Porteous's correspondence also sheds light on the firm's efforts to serve their many clients. On June 9, 1767, Porteous wrote to Sterling that he was "at a loss how to excuse" him after a client refused to accept a shipment a brandy that had been sent by Sterling in lieu of rum. Another letter provides a glimpse of the difficulty of working with independent-minded trappers, including one whom Porteous found "unwilling to come to any written agrement[.] only says I may depend upon him" (July 16, 1767). On June 6, 1767, he expressed concern that white traders were slow to arrive at Fort Michilimackinac. Coaxing payments from debtors also proved difficult and is the subject of several letters. Porteous commented occasionally on his encounters with Native Americans and their attitudes toward the British. On July 2, 1767, he reported that Jean-Baptiste Marcotte, a trader near Michilimackinac, had been "Pillaged by the Indians," and in other letters he mentioned gifts intended for the Ojibwe. While in Detroit on February 26, 1768, he assessed Native Americans there as "not very well intent'd this spring" but predicted that no war would take place.

Another frequent topic is Porteous' continual travel between various regions, including New York, Michigan, and Montreal.

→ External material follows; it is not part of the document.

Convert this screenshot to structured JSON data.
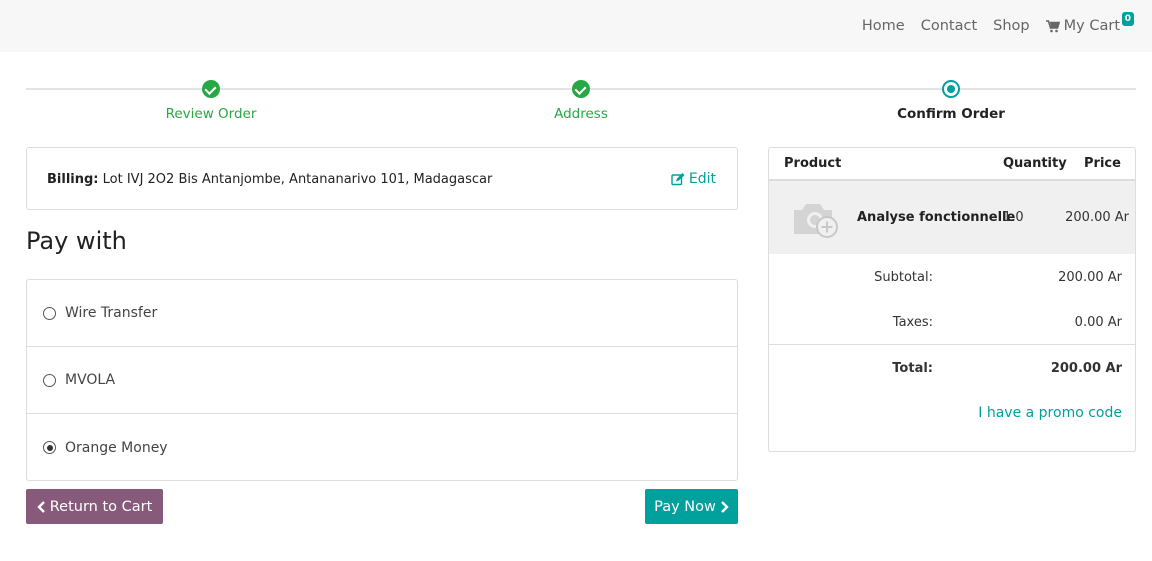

His journeys were sometimes hindered by the elements, as on March 23, 1767, when he noted to fellow merchant Hayman Levy that he was "obliged to remain" in Schenectady "until our river is open." The letters also contain occasional personal news, such as the health and death of family members and references to pastimes.